Assignment
All of the data that follows should be written out exactly.

==== Supplied entries ====

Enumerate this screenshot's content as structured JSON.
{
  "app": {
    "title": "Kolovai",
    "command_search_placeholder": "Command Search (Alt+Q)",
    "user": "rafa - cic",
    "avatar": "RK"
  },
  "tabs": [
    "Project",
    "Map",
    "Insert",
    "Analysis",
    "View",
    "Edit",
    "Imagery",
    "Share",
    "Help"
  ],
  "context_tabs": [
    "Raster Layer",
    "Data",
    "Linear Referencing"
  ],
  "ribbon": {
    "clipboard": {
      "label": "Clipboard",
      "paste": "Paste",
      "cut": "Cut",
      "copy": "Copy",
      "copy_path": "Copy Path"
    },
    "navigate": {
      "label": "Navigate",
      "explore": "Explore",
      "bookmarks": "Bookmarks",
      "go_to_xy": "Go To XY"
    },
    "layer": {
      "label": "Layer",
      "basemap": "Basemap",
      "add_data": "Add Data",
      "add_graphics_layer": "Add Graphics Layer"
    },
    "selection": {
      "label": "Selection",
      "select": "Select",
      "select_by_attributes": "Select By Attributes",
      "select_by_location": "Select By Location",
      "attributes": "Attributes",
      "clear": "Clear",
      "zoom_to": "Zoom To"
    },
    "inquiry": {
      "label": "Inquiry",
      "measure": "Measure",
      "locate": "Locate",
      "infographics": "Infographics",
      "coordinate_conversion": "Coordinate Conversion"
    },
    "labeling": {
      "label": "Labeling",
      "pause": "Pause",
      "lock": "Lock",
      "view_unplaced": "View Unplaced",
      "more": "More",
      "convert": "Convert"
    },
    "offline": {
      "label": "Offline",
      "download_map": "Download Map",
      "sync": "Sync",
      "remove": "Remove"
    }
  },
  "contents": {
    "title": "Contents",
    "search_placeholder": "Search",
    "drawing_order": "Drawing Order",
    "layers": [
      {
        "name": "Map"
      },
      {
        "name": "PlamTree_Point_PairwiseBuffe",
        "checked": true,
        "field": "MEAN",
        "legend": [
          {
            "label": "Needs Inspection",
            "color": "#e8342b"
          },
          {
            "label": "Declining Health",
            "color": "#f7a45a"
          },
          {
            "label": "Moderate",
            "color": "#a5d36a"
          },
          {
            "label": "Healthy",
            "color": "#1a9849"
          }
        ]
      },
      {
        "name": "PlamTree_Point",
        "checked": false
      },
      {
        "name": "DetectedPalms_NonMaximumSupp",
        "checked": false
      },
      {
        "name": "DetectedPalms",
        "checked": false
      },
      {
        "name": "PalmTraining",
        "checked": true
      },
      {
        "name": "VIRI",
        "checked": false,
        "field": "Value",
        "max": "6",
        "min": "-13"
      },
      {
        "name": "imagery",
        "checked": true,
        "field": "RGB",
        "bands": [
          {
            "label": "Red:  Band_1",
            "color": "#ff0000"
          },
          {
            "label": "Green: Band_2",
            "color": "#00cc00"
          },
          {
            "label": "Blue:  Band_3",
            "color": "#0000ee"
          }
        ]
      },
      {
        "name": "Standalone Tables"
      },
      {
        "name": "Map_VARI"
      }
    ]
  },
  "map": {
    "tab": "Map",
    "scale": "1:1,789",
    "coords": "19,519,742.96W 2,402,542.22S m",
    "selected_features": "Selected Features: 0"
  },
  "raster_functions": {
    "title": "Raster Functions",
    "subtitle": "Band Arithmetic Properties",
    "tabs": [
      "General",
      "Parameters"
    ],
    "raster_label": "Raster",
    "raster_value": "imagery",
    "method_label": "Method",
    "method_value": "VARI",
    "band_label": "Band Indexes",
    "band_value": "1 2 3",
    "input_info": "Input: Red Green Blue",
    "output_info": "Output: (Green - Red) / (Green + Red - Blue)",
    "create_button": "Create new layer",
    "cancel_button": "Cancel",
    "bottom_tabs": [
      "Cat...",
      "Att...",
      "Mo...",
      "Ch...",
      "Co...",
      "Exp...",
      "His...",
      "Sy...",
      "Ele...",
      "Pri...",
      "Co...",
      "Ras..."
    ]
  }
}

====

Written response
Enumerate this screenshot's content as structured JSON.
{
  "app": {
    "title": "Kolovai",
    "command_search_placeholder": "Command Search (Alt+Q)",
    "user": "rafa - cic",
    "avatar": "RK"
  },
  "tabs": [
    "Project",
    "Map",
    "Insert",
    "Analysis",
    "View",
    "Edit",
    "Imagery",
    "Share",
    "Help"
  ],
  "context_tabs": [
    "Raster Layer",
    "Data",
    "Linear Referencing"
  ],
  "ribbon": {
    "clipboard": {
      "label": "Clipboard",
      "paste": "Paste",
      "cut": "Cut",
      "copy": "Copy",
      "copy_path": "Copy Path"
    },
    "navigate": {
      "label": "Navigate",
      "explore": "Explore",
      "bookmarks": "Bookmarks",
      "go_to_xy": "Go To XY"
    },
    "layer": {
      "label": "Layer",
      "basemap": "Basemap",
      "add_data": "Add Data",
      "add_graphics_layer": "Add Graphics Layer"
    },
    "selection": {
      "label": "Selection",
      "select": "Select",
      "select_by_attributes": "Select By Attributes",
      "select_by_location": "Select By Location",
      "attributes": "Attributes",
      "clear": "Clear",
      "zoom_to": "Zoom To"
    },
    "inquiry": {
      "label": "Inquiry",
      "measure": "Measure",
      "locate": "Locate",
      "infographics": "Infographics",
      "coordinate_conversion": "Coordinate Conversion"
    },
    "labeling": {
      "label": "Labeling",
      "pause": "Pause",
      "lock": "Lock",
      "view_unplaced": "View Unplaced",
      "more": "More",
      "convert": "Convert"
    },
    "offline": {
      "label": "Offline",
      "download_map": "Download Map",
      "sync": "Sync",
      "remove": "Remove"
    }
  },
  "contents": {
    "title": "Contents",
    "search_placeholder": "Search",
    "drawing_order": "Drawing Order",
    "layers": [
      {
        "name": "Map"
      },
      {
        "name": "PlamTree_Point_PairwiseBuffe",
        "checked": true,
        "field": "MEAN",
        "legend": [
          {
            "label": "Needs Inspection",
            "color": "#e8342b"
          },
          {
            "label": "Declining Health",
            "color": "#f7a45a"
          },
          {
            "label": "Moderate",
            "color": "#a5d36a"
          },
          {
            "label": "Healthy",
            "color": "#1a9849"
          }
        ]
      },
      {
        "name": "PlamTree_Point",
        "checked": false
      },
      {
        "name": "DetectedPalms_NonMaximumSupp",
        "checked": false
      },
      {
        "name": "DetectedPalms",
        "checked": false
      },
      {
        "name": "PalmTraining",
        "checked": true
      },
      {
        "name": "VIRI",
        "checked": false,
        "field": "Value",
        "max": "6",
        "min": "-13"
      },
      {
        "name": "imagery",
        "checked": true,
        "field": "RGB",
        "bands": [
          {
            "label": "Red:  Band_1",
            "color": "#ff0000"
          },
          {
            "label": "Green: Band_2",
            "color": "#00cc00"
          },
          {
            "label": "Blue:  Band_3",
            "color": "#0000ee"
          }
        ]
      },
      {
        "name": "Standalone Tables"
      },
      {
        "name": "Map_VARI"
      }
    ]
  },
  "map": {
    "tab": "Map",
    "scale": "1:1,789",
    "coords": "19,519,742.96W 2,402,542.22S m",
    "selected_features": "Selected Features: 0"
  },
  "raster_functions": {
    "title": "Raster Functions",
    "subtitle": "Band Arithmetic Properties",
    "tabs": [
      "General",
      "Parameters"
    ],
    "raster_label": "Raster",
    "raster_value": "imagery",
    "method_label": "Method",
    "method_value": "VARI",
    "band_label": "Band Indexes",
    "band_value": "1 2 3",
    "input_info": "Input: Red Green Blue",
    "output_info": "Output: (Green - Red) / (Green + Red - Blue)",
    "create_button": "Create new layer",
    "cancel_button": "Cancel",
    "bottom_tabs": [
      "Cat...",
      "Att...",
      "Mo...",
      "Ch...",
      "Co...",
      "Exp...",
      "His...",
      "Sy...",
      "Ele...",
      "Pri...",
      "Co...",
      "Ras..."
    ]
  }
}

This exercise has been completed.